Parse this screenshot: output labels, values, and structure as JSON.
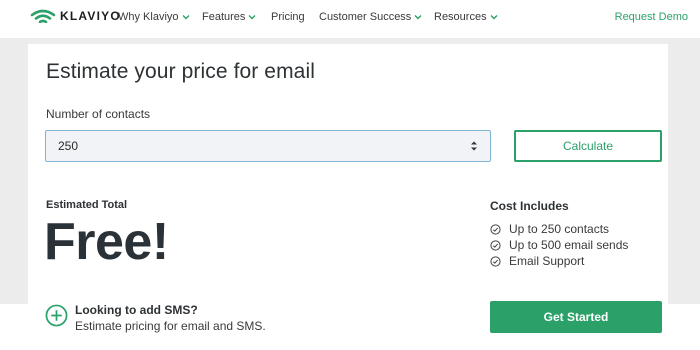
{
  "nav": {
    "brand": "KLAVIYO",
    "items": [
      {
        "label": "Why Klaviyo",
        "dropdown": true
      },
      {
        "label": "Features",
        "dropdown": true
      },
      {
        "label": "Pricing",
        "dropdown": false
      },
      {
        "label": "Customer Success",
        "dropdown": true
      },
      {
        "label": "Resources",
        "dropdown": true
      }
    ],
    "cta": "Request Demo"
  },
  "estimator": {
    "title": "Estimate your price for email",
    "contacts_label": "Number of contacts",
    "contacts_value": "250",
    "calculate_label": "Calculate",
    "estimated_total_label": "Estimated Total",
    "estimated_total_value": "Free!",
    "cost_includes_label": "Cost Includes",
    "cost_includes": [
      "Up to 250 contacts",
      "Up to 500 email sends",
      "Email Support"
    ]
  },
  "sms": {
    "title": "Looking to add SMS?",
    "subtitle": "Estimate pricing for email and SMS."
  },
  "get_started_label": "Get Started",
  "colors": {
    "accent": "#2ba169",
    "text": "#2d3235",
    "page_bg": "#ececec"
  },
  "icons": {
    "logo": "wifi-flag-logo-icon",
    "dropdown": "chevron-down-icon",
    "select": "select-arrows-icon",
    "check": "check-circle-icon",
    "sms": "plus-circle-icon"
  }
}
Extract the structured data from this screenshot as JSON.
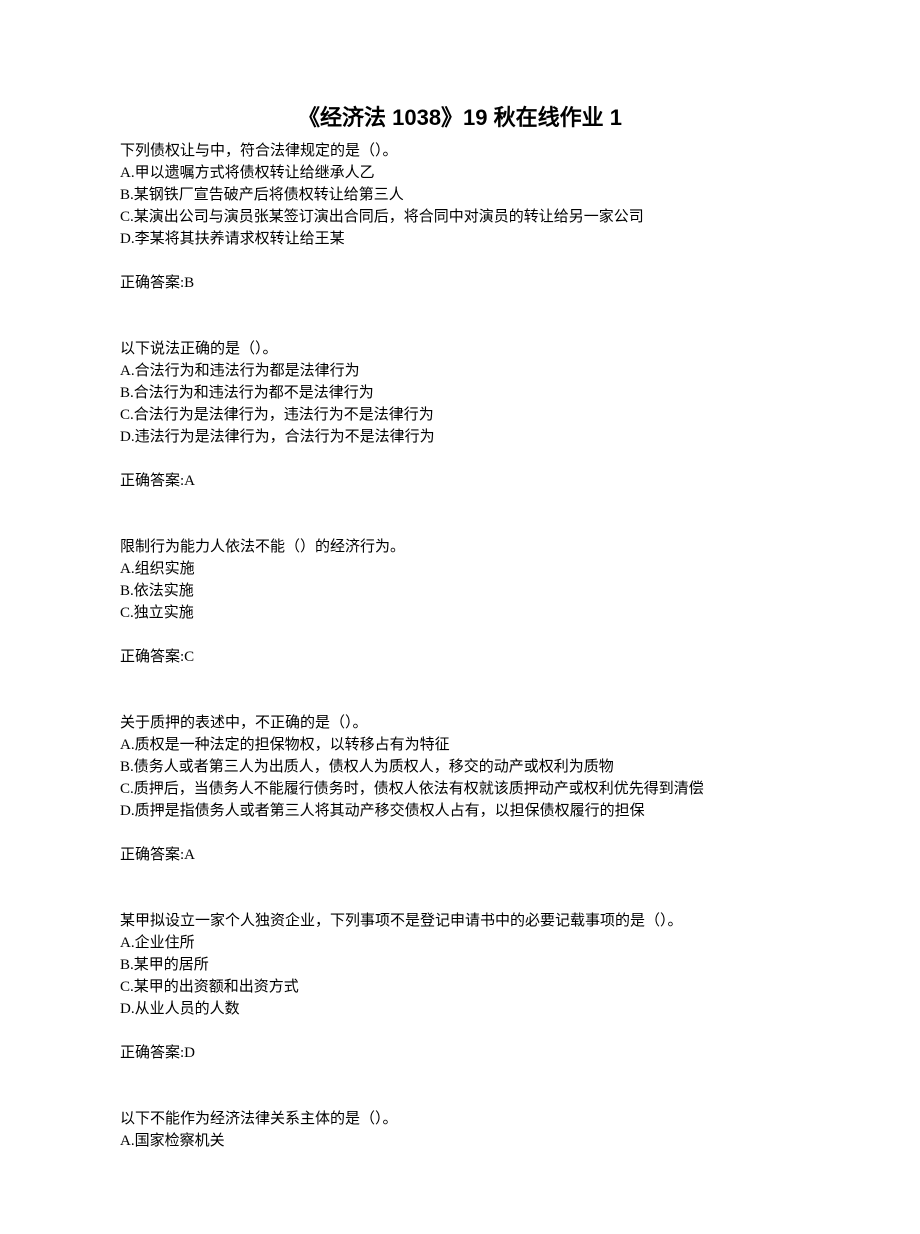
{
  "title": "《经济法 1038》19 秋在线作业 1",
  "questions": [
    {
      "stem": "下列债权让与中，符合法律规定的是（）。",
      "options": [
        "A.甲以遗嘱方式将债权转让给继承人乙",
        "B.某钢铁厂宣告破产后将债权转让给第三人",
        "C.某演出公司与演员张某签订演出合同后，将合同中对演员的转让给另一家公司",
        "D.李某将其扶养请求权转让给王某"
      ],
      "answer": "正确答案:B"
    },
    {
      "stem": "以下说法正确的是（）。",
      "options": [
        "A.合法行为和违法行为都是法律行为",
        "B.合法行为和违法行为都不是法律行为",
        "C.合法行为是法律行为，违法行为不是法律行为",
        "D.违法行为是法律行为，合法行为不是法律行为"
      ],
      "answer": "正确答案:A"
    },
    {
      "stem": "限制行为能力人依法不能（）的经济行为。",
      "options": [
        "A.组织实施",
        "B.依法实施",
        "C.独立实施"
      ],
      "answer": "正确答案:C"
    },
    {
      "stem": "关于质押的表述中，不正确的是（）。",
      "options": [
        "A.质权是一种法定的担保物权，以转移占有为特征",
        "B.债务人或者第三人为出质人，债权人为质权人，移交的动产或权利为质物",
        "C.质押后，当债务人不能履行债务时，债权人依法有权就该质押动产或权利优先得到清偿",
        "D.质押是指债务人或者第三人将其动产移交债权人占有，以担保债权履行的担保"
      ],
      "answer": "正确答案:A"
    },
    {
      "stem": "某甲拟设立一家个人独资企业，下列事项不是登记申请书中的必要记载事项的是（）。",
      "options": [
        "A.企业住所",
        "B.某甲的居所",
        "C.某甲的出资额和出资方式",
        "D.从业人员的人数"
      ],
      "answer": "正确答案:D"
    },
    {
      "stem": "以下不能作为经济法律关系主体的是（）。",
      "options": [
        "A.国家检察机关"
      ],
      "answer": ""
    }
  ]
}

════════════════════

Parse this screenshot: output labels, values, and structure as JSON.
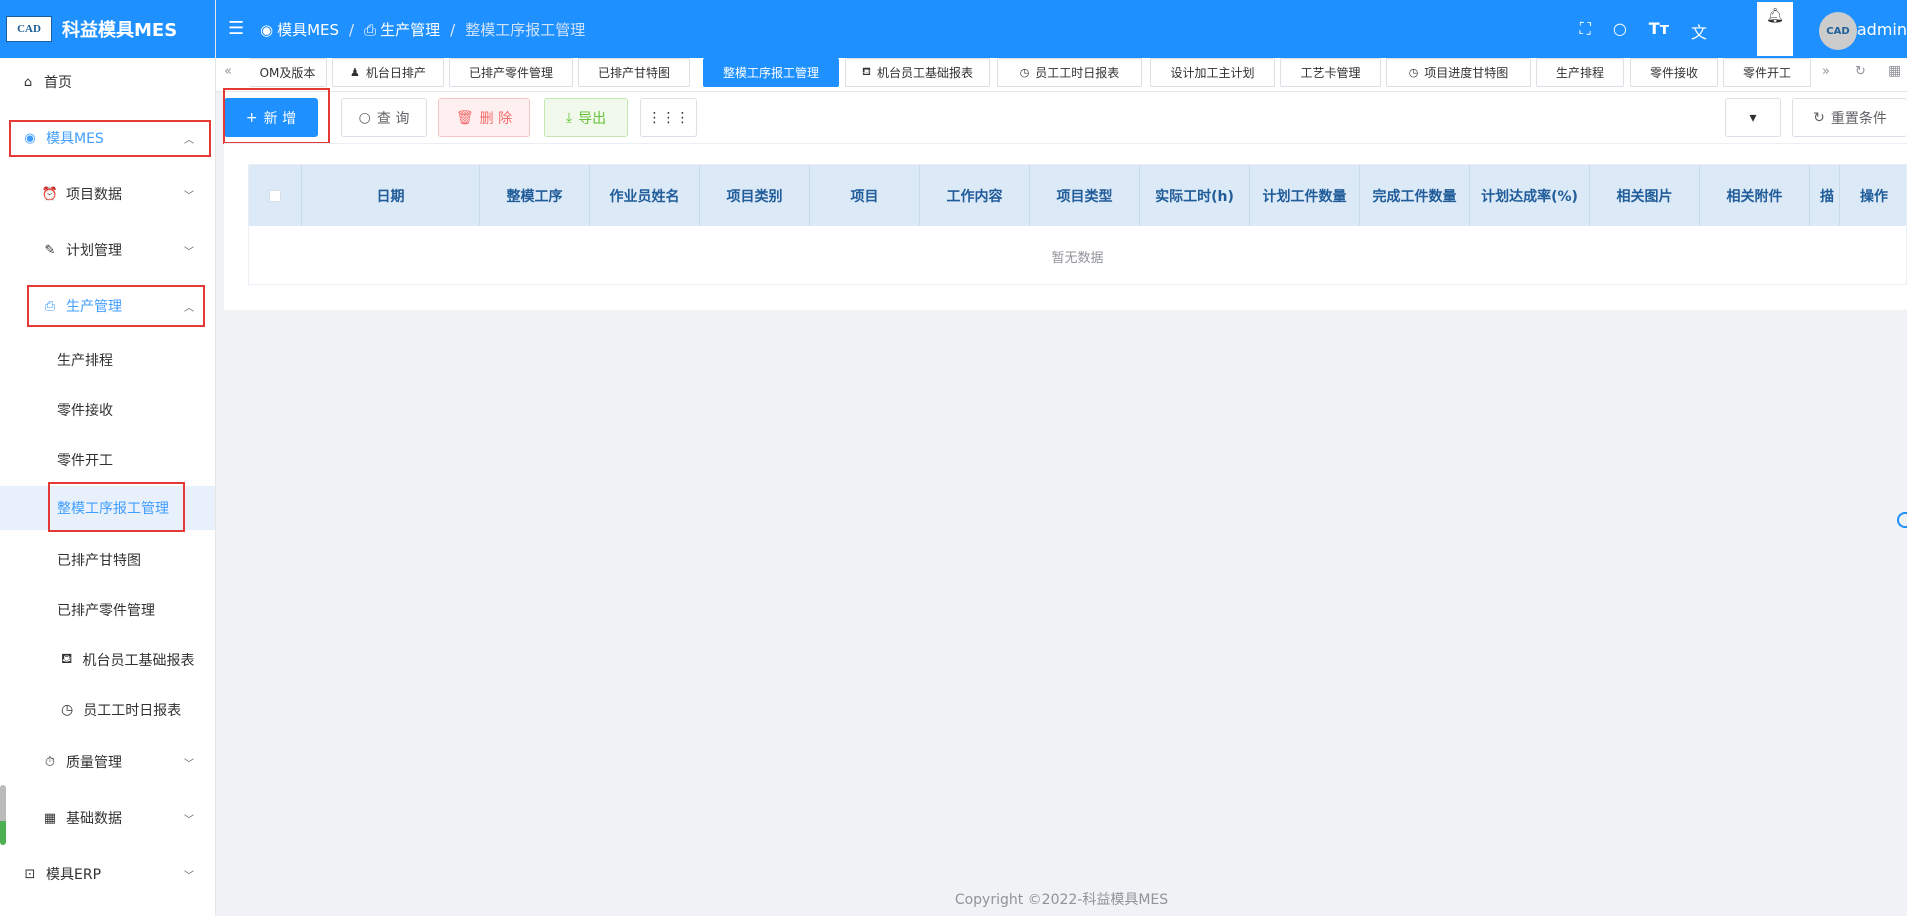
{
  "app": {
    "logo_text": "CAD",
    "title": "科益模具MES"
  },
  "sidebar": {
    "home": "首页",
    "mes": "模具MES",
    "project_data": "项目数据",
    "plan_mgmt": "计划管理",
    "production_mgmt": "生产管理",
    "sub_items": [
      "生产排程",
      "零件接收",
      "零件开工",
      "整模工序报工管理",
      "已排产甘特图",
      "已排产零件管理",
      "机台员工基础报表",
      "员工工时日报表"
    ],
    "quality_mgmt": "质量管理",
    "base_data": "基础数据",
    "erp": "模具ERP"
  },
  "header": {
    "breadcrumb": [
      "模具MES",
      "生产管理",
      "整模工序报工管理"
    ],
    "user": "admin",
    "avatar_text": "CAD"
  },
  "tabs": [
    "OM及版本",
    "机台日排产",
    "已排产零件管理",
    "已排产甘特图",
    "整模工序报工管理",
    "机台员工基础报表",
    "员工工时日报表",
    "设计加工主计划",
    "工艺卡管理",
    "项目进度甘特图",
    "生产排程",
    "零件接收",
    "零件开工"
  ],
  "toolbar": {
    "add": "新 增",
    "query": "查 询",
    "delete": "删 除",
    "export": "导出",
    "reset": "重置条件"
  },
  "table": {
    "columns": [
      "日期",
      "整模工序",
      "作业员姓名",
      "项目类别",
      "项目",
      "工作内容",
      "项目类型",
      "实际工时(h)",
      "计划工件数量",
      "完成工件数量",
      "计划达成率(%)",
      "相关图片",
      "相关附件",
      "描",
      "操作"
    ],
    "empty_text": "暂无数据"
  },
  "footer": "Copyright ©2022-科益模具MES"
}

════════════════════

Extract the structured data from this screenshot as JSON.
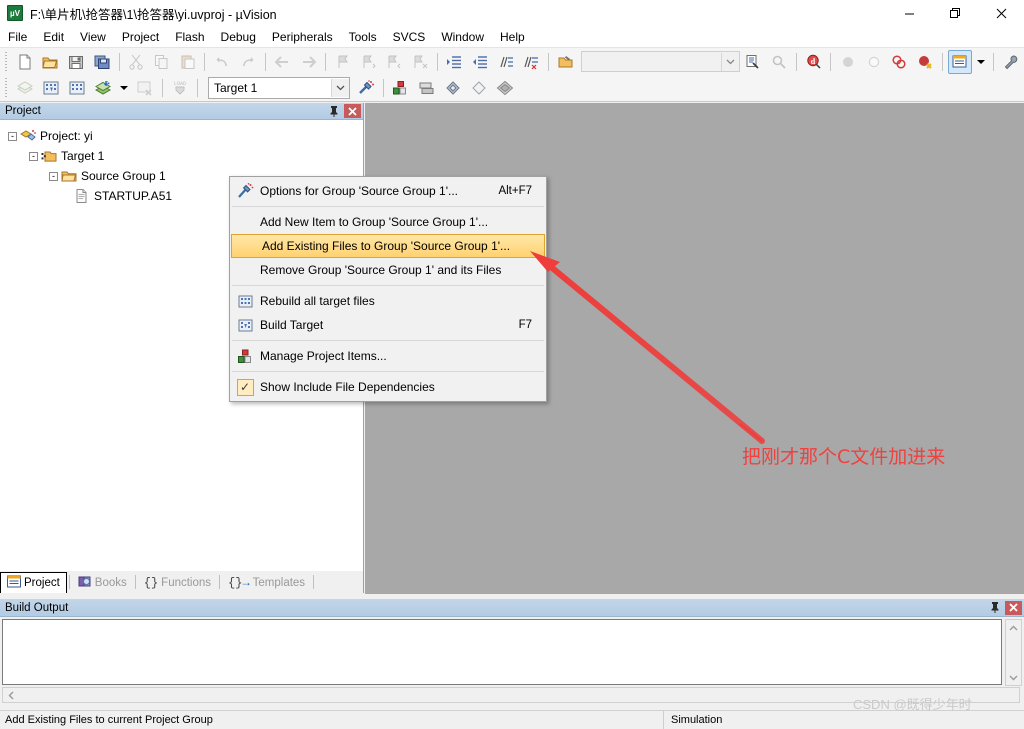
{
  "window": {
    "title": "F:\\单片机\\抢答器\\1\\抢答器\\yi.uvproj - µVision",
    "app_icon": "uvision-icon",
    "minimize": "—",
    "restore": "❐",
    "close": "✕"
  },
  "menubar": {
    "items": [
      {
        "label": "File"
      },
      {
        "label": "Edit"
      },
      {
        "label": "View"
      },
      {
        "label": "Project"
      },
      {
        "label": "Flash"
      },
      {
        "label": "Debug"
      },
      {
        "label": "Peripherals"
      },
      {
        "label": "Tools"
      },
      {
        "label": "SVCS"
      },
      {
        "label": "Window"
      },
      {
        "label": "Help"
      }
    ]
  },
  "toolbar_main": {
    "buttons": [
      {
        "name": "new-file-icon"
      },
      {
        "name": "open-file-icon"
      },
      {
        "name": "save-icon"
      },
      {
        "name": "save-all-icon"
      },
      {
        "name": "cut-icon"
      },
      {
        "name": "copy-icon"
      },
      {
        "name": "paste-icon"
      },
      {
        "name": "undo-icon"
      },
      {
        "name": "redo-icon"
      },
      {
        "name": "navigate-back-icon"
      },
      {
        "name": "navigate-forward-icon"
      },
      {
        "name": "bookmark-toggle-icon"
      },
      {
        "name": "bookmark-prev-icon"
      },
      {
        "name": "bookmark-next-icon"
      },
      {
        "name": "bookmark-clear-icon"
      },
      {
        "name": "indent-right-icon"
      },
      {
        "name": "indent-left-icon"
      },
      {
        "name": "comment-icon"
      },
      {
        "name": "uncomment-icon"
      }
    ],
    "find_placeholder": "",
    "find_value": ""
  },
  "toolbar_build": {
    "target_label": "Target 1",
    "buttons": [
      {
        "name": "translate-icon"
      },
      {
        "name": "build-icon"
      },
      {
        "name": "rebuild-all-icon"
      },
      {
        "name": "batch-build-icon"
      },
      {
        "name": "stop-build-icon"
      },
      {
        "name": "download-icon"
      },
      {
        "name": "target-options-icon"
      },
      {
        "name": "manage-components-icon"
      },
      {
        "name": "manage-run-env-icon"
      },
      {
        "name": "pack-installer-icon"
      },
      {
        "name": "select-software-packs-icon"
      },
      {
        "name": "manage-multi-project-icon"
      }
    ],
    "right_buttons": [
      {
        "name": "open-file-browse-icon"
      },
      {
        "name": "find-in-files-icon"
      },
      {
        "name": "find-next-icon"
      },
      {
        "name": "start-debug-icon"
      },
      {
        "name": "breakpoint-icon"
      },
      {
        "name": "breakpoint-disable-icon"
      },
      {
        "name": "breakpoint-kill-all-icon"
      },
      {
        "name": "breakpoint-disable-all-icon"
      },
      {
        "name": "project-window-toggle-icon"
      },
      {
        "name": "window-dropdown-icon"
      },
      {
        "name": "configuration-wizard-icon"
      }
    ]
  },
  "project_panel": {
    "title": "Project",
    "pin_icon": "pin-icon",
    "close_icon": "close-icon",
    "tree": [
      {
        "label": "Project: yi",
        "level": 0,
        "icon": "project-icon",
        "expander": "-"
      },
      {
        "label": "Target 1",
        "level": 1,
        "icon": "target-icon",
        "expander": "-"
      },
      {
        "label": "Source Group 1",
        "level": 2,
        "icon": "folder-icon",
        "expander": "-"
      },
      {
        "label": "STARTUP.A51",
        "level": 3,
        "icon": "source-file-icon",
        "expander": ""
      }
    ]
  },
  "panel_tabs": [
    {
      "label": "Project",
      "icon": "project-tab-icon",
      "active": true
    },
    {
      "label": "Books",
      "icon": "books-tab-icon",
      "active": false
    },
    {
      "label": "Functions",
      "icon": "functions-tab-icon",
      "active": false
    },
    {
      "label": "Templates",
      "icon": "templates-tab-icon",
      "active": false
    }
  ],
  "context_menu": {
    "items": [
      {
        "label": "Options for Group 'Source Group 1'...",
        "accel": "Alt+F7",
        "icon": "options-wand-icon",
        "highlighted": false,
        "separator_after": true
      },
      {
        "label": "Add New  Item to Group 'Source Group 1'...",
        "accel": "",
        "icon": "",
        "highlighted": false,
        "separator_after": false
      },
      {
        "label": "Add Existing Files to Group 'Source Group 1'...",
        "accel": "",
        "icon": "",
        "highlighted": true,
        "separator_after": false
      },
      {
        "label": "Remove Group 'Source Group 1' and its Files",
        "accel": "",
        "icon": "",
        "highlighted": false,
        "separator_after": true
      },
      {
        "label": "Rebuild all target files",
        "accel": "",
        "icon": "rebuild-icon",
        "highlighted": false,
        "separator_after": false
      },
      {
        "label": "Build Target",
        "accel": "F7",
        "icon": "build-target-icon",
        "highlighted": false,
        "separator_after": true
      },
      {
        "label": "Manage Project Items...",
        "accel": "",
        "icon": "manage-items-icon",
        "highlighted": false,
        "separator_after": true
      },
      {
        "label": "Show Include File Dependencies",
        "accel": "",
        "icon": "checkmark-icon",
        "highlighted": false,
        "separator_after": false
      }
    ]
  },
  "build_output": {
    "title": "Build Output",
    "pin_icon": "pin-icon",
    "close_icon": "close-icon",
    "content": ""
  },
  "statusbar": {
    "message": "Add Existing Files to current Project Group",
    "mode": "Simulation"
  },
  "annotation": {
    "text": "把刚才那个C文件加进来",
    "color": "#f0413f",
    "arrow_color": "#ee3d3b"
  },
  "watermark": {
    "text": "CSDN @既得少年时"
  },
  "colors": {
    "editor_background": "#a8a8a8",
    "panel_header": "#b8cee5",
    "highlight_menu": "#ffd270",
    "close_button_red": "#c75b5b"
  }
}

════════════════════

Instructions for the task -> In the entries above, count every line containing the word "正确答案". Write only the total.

Final answer -> 5